ASSIGNMENT - An exact copy of every record below is needed, with all pictures removed.

DATA FOR ANALYSIS -

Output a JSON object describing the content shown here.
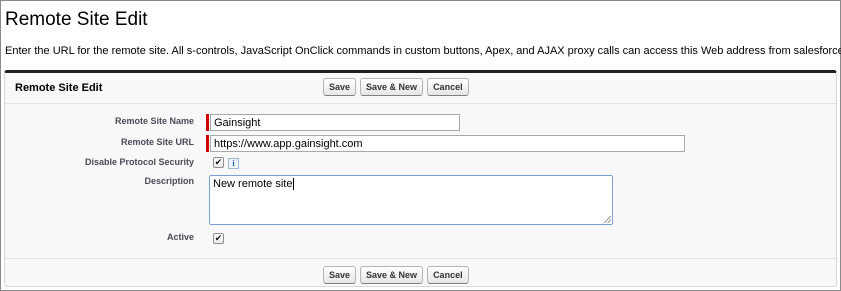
{
  "page": {
    "title": "Remote Site Edit",
    "intro": "Enter the URL for the remote site. All s-controls, JavaScript OnClick commands in custom buttons, Apex, and AJAX proxy calls can access this Web address from salesforce.com."
  },
  "panel": {
    "title": "Remote Site Edit",
    "buttons": {
      "save": "Save",
      "save_new": "Save & New",
      "cancel": "Cancel"
    }
  },
  "form": {
    "site_name": {
      "label": "Remote Site Name",
      "value": "Gainsight"
    },
    "site_url": {
      "label": "Remote Site URL",
      "value": "https://www.app.gainsight.com"
    },
    "disable_protocol_security": {
      "label": "Disable Protocol Security",
      "checked": true,
      "info_icon": "i"
    },
    "description": {
      "label": "Description",
      "value": "New remote site"
    },
    "active": {
      "label": "Active",
      "checked": true
    }
  },
  "colors": {
    "required_bar": "#cc0000",
    "panel_border_top": "#1f1f1f"
  },
  "icons": {
    "checkbox_check": "✔",
    "info": "info-icon"
  }
}
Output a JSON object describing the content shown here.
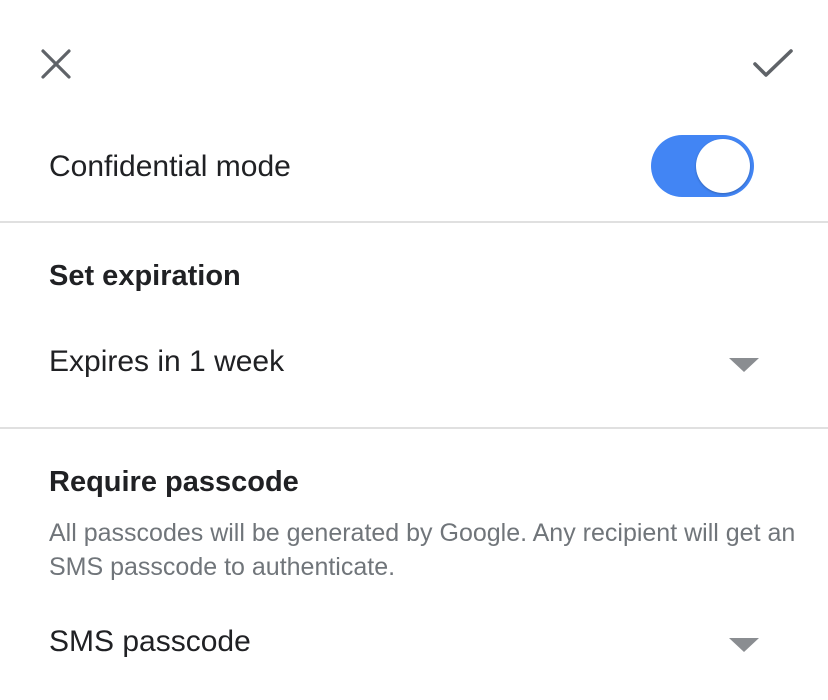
{
  "header": {
    "close_icon": "close-icon",
    "confirm_icon": "checkmark-icon"
  },
  "confidential": {
    "label": "Confidential mode",
    "enabled": true,
    "toggle_color": "#4285f4"
  },
  "expiration": {
    "title": "Set expiration",
    "selected": "Expires in 1 week",
    "icon": "dropdown-arrow-icon"
  },
  "passcode": {
    "title": "Require passcode",
    "description": "All passcodes will be generated by Google. Any recipient will get an SMS passcode to authenticate.",
    "selected": "SMS passcode",
    "icon": "dropdown-arrow-icon"
  }
}
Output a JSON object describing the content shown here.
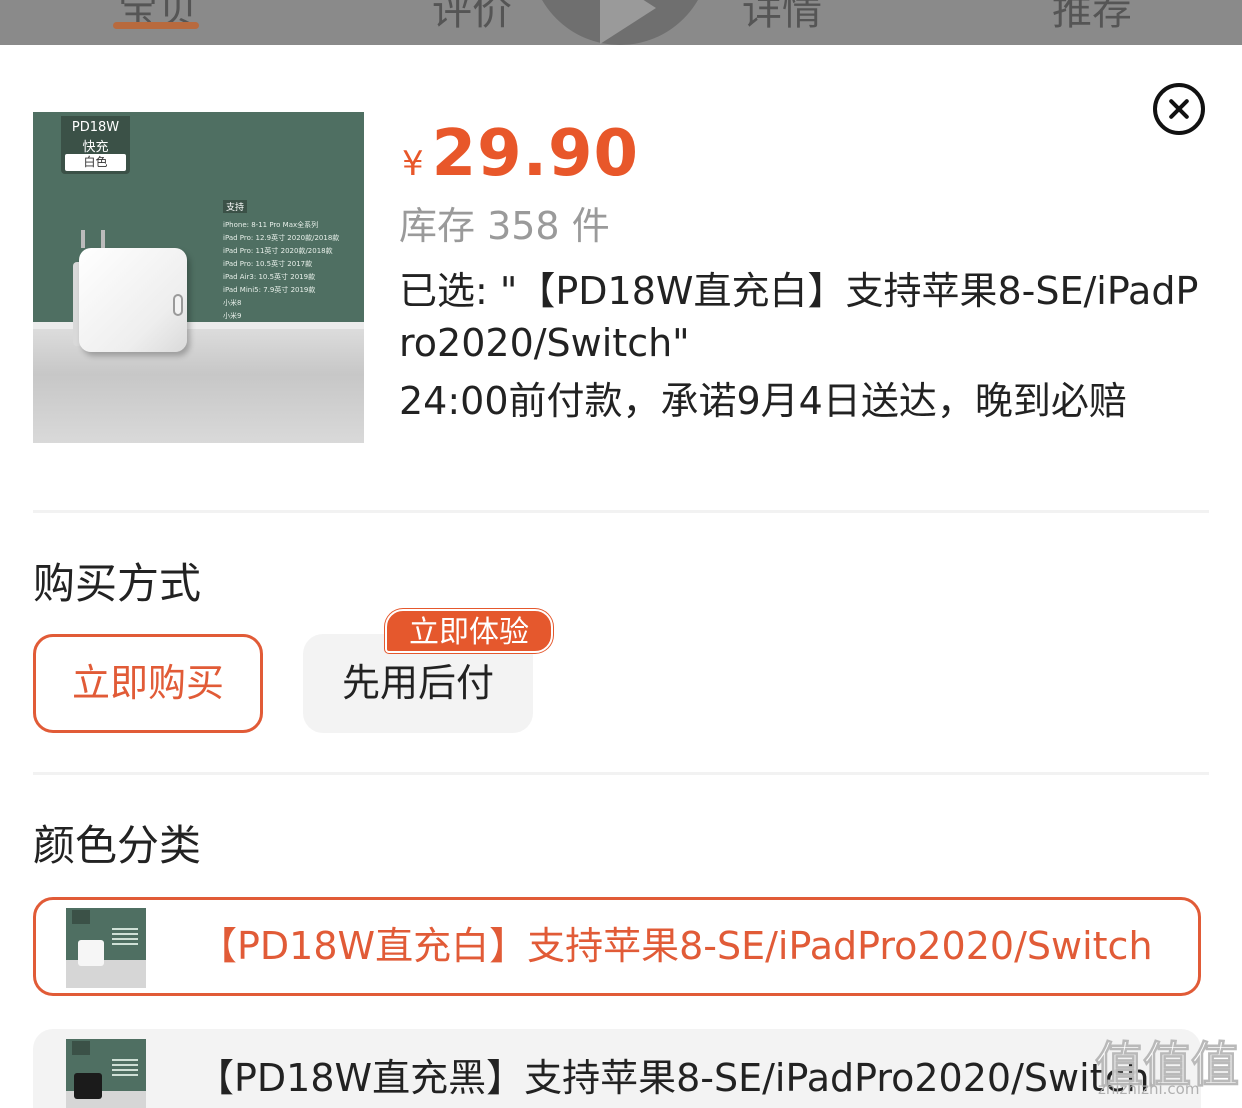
{
  "top_tabs": {
    "tabs": [
      "宝贝",
      "评价",
      "详情",
      "推荐"
    ]
  },
  "product": {
    "thumb": {
      "tag_line1": "PD18W",
      "tag_line2": "快充",
      "tag_pill": "白色",
      "support_title": "支持",
      "support_lines": [
        "iPhone: 8-11 Pro Max全系列",
        "iPad Pro: 12.9英寸 2020款/2018款",
        "iPad Pro: 11英寸 2020款/2018款",
        "iPad Pro: 10.5英寸 2017款",
        "iPad Air3: 10.5英寸 2019款",
        "iPad Mini5: 7.9英寸 2019款",
        "小米8",
        "小米9"
      ]
    },
    "price_symbol": "¥",
    "price": "29.90",
    "stock": "库存 358 件",
    "selected": "已选: \"【PD18W直充白】支持苹果8-SE/iPadPro2020/Switch\"",
    "promise": "24:00前付款，承诺9月4日送达，晚到必赔"
  },
  "purchase_method": {
    "title": "购买方式",
    "options": [
      {
        "label": "立即购买",
        "selected": true
      },
      {
        "label": "先用后付",
        "selected": false,
        "badge": "立即体验"
      }
    ]
  },
  "color_category": {
    "title": "颜色分类",
    "items": [
      {
        "label": "【PD18W直充白】支持苹果8-SE/iPadPro2020/Switch",
        "selected": true
      },
      {
        "label": "【PD18W直充黑】支持苹果8-SE/iPadPro2020/Switch",
        "selected": false
      }
    ]
  },
  "watermark": {
    "text": "值值值",
    "sub": "zhizhizhi.com"
  },
  "colors": {
    "accent": "#e15b37",
    "price": "#e8572a",
    "muted": "#9a9a9a",
    "option_bg": "#f3f3f3"
  },
  "icons": {
    "close": "close-circle-icon"
  }
}
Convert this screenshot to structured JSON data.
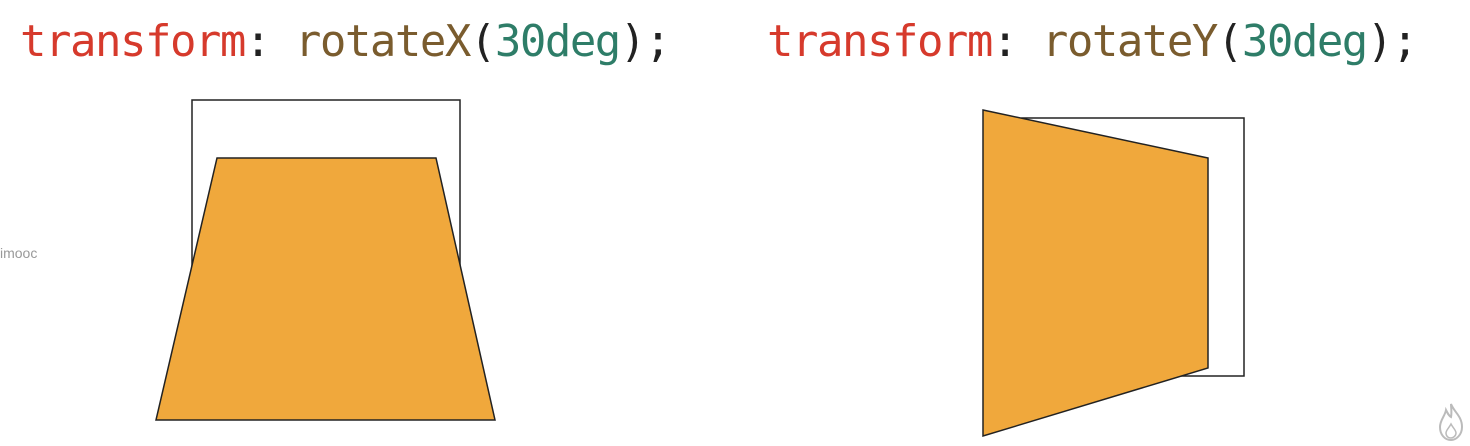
{
  "examples": [
    {
      "property": "transform",
      "colon": ": ",
      "function": "rotateX",
      "open": "(",
      "argument": "30deg",
      "close": ");"
    },
    {
      "property": "transform",
      "colon": ": ",
      "function": "rotateY",
      "open": "(",
      "argument": "30deg",
      "close": ");"
    }
  ],
  "watermark": "imooc",
  "colors": {
    "property": "#d63a2c",
    "function": "#7a5c2e",
    "argument": "#2e7d68",
    "shape_fill": "#f0a83c",
    "outline": "#222222"
  },
  "icons": {
    "corner_logo": "flame-icon"
  }
}
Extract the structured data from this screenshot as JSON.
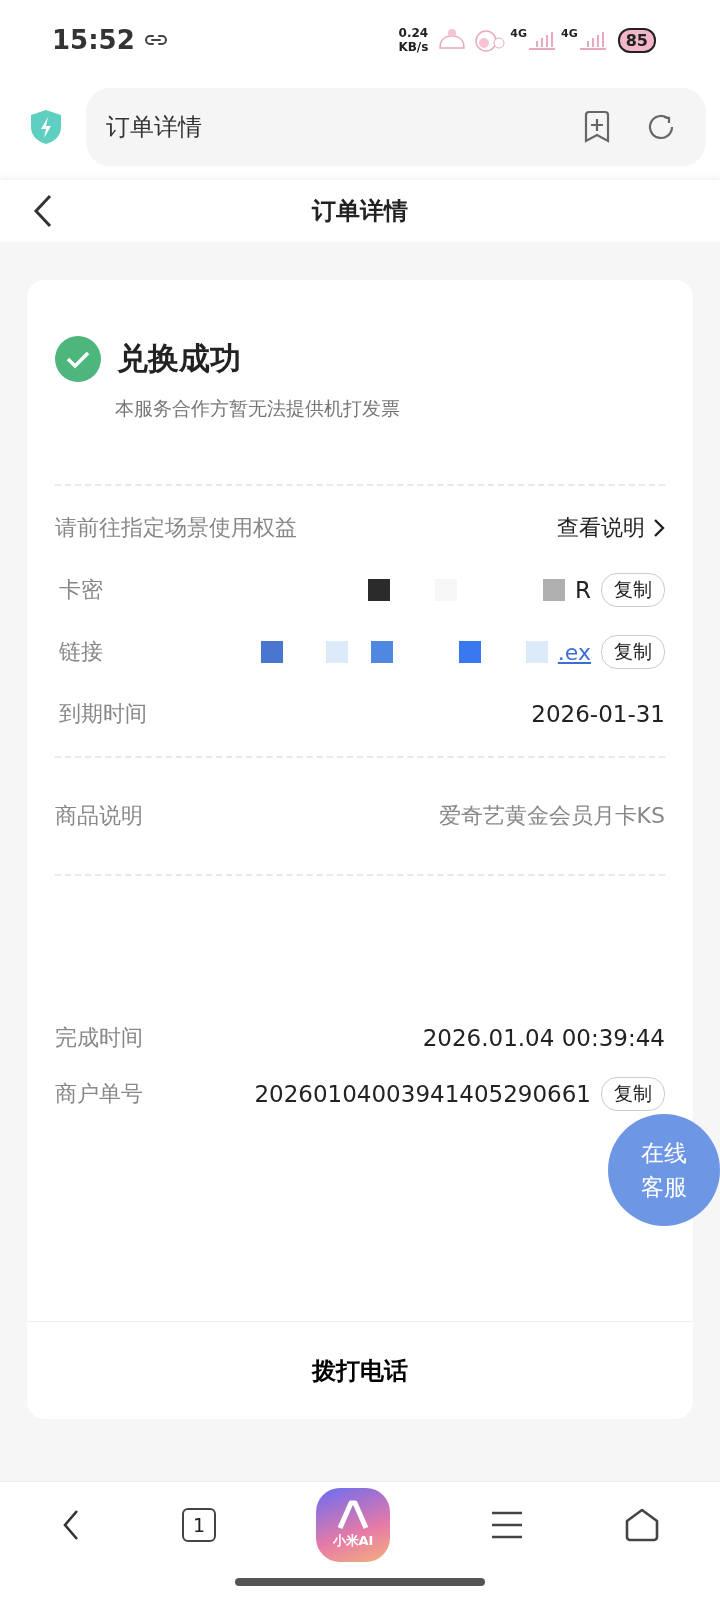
{
  "status_bar": {
    "time": "15:52",
    "speed_value": "0.24",
    "speed_unit": "KB/s",
    "network_1": "4G",
    "network_2": "4G",
    "battery": "85"
  },
  "address_bar": {
    "title": "订单详情"
  },
  "header": {
    "title": "订单详情"
  },
  "result": {
    "title": "兑换成功",
    "note": "本服务合作方暂无法提供机打发票"
  },
  "usage": {
    "hint": "请前往指定场景使用权益",
    "link": "查看说明"
  },
  "rows": [
    {
      "kind": "secret",
      "label": "卡密",
      "value": "R",
      "action": "复制"
    },
    {
      "kind": "link",
      "label": "链接",
      "value": ".ex",
      "action": "复制"
    },
    {
      "kind": "plain",
      "label": "到期时间",
      "value": "2026-01-31"
    }
  ],
  "product": {
    "label": "商品说明",
    "value": "爱奇艺黄金会员月卡KS"
  },
  "info": [
    {
      "label": "完成时间",
      "value": "2026.01.04 00:39:44"
    },
    {
      "label": "商户单号",
      "value": "20260104003941405290661",
      "action": "复制"
    }
  ],
  "call_button": "拨打电话",
  "support_button": [
    "在线",
    "客服"
  ],
  "bottom_nav": {
    "tabs_count": "1",
    "ai_label": "小米AI"
  }
}
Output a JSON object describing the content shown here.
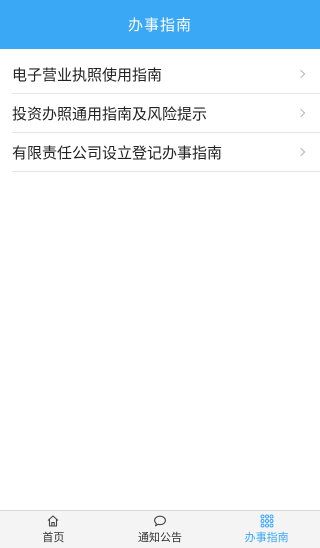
{
  "header": {
    "title": "办事指南"
  },
  "list": {
    "items": [
      {
        "label": "电子营业执照使用指南"
      },
      {
        "label": "投资办照通用指南及风险提示"
      },
      {
        "label": "有限责任公司设立登记办事指南"
      }
    ]
  },
  "tabbar": {
    "tabs": [
      {
        "label": "首页",
        "icon": "home-icon"
      },
      {
        "label": "通知公告",
        "icon": "speech-bubble-icon"
      },
      {
        "label": "办事指南",
        "icon": "grid-dots-icon",
        "active": true
      }
    ]
  },
  "colors": {
    "accent": "#3aa8f5",
    "header_text": "#ffffff",
    "text": "#222222",
    "tabbar_bg": "#f4f4f4"
  }
}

FINISHED EXERCISE -
Output a JSON object describing the content shown here.
{
  "page": {
    "title": "Remote Site Edit",
    "intro": "Enter the URL for the remote site. All s-controls, JavaScript OnClick commands in custom buttons, Apex, and AJAX proxy calls can access this Web address from salesforce.com."
  },
  "panel": {
    "title": "Remote Site Edit",
    "buttons": {
      "save": "Save",
      "save_new": "Save & New",
      "cancel": "Cancel"
    }
  },
  "form": {
    "site_name": {
      "label": "Remote Site Name",
      "value": "Gainsight"
    },
    "site_url": {
      "label": "Remote Site URL",
      "value": "https://www.app.gainsight.com"
    },
    "disable_protocol_security": {
      "label": "Disable Protocol Security",
      "checked": true,
      "info_icon": "i"
    },
    "description": {
      "label": "Description",
      "value": "New remote site"
    },
    "active": {
      "label": "Active",
      "checked": true
    }
  },
  "colors": {
    "required_bar": "#cc0000",
    "panel_border_top": "#1f1f1f"
  },
  "icons": {
    "checkbox_check": "✔",
    "info": "info-icon"
  }
}
Output a JSON object describing the content shown here.
{
  "header": {
    "close_icon": "close-icon",
    "confirm_icon": "checkmark-icon"
  },
  "confidential": {
    "label": "Confidential mode",
    "enabled": true,
    "toggle_color": "#4285f4"
  },
  "expiration": {
    "title": "Set expiration",
    "selected": "Expires in 1 week",
    "icon": "dropdown-arrow-icon"
  },
  "passcode": {
    "title": "Require passcode",
    "description": "All passcodes will be generated by Google. Any recipient will get an SMS passcode to authenticate.",
    "selected": "SMS passcode",
    "icon": "dropdown-arrow-icon"
  }
}
Output a JSON object describing the content shown here.
{
  "top_tabs": {
    "tabs": [
      "宝贝",
      "评价",
      "详情",
      "推荐"
    ]
  },
  "product": {
    "thumb": {
      "tag_line1": "PD18W",
      "tag_line2": "快充",
      "tag_pill": "白色",
      "support_title": "支持",
      "support_lines": [
        "iPhone: 8-11 Pro Max全系列",
        "iPad Pro: 12.9英寸 2020款/2018款",
        "iPad Pro: 11英寸 2020款/2018款",
        "iPad Pro: 10.5英寸 2017款",
        "iPad Air3: 10.5英寸 2019款",
        "iPad Mini5: 7.9英寸 2019款",
        "小米8",
        "小米9"
      ]
    },
    "price_symbol": "¥",
    "price": "29.90",
    "stock": "库存 358 件",
    "selected": "已选: \"【PD18W直充白】支持苹果8-SE/iPadPro2020/Switch\"",
    "promise": "24:00前付款，承诺9月4日送达，晚到必赔"
  },
  "purchase_method": {
    "title": "购买方式",
    "options": [
      {
        "label": "立即购买",
        "selected": true
      },
      {
        "label": "先用后付",
        "selected": false,
        "badge": "立即体验"
      }
    ]
  },
  "color_category": {
    "title": "颜色分类",
    "items": [
      {
        "label": "【PD18W直充白】支持苹果8-SE/iPadPro2020/Switch",
        "selected": true
      },
      {
        "label": "【PD18W直充黑】支持苹果8-SE/iPadPro2020/Switch",
        "selected": false
      }
    ]
  },
  "watermark": {
    "text": "值值值",
    "sub": "zhizhizhi.com"
  },
  "colors": {
    "accent": "#e15b37",
    "price": "#e8572a",
    "muted": "#9a9a9a",
    "option_bg": "#f3f3f3"
  },
  "icons": {
    "close": "close-circle-icon"
  }
}
Convert this screenshot to structured JSON data.
{
  "examples": [
    {
      "property": "transform",
      "colon": ": ",
      "function": "rotateX",
      "open": "(",
      "argument": "30deg",
      "close": ");"
    },
    {
      "property": "transform",
      "colon": ": ",
      "function": "rotateY",
      "open": "(",
      "argument": "30deg",
      "close": ");"
    }
  ],
  "watermark": "imooc",
  "colors": {
    "property": "#d63a2c",
    "function": "#7a5c2e",
    "argument": "#2e7d68",
    "shape_fill": "#f0a83c",
    "outline": "#222222"
  },
  "icons": {
    "corner_logo": "flame-icon"
  }
}
Extract the structured data from this screenshot as JSON.
{
  "status_bar": {
    "time": "15:52",
    "speed_value": "0.24",
    "speed_unit": "KB/s",
    "network_1": "4G",
    "network_2": "4G",
    "battery": "85"
  },
  "address_bar": {
    "title": "订单详情"
  },
  "header": {
    "title": "订单详情"
  },
  "result": {
    "title": "兑换成功",
    "note": "本服务合作方暂无法提供机打发票"
  },
  "usage": {
    "hint": "请前往指定场景使用权益",
    "link": "查看说明"
  },
  "rows": [
    {
      "kind": "secret",
      "label": "卡密",
      "value": "R",
      "action": "复制"
    },
    {
      "kind": "link",
      "label": "链接",
      "value": ".ex",
      "action": "复制"
    },
    {
      "kind": "plain",
      "label": "到期时间",
      "value": "2026-01-31"
    }
  ],
  "product": {
    "label": "商品说明",
    "value": "爱奇艺黄金会员月卡KS"
  },
  "info": [
    {
      "label": "完成时间",
      "value": "2026.01.04 00:39:44"
    },
    {
      "label": "商户单号",
      "value": "20260104003941405290661",
      "action": "复制"
    }
  ],
  "call_button": "拨打电话",
  "support_button": [
    "在线",
    "客服"
  ],
  "bottom_nav": {
    "tabs_count": "1",
    "ai_label": "小米AI"
  }
}
Output a JSON object describing the content shown here.
{
  "header": {
    "title": "办事指南"
  },
  "list": {
    "items": [
      {
        "label": "电子营业执照使用指南"
      },
      {
        "label": "投资办照通用指南及风险提示"
      },
      {
        "label": "有限责任公司设立登记办事指南"
      }
    ]
  },
  "tabbar": {
    "tabs": [
      {
        "label": "首页",
        "icon": "home-icon"
      },
      {
        "label": "通知公告",
        "icon": "speech-bubble-icon"
      },
      {
        "label": "办事指南",
        "icon": "grid-dots-icon",
        "active": true
      }
    ]
  },
  "colors": {
    "accent": "#3aa8f5",
    "header_text": "#ffffff",
    "text": "#222222",
    "tabbar_bg": "#f4f4f4"
  }
}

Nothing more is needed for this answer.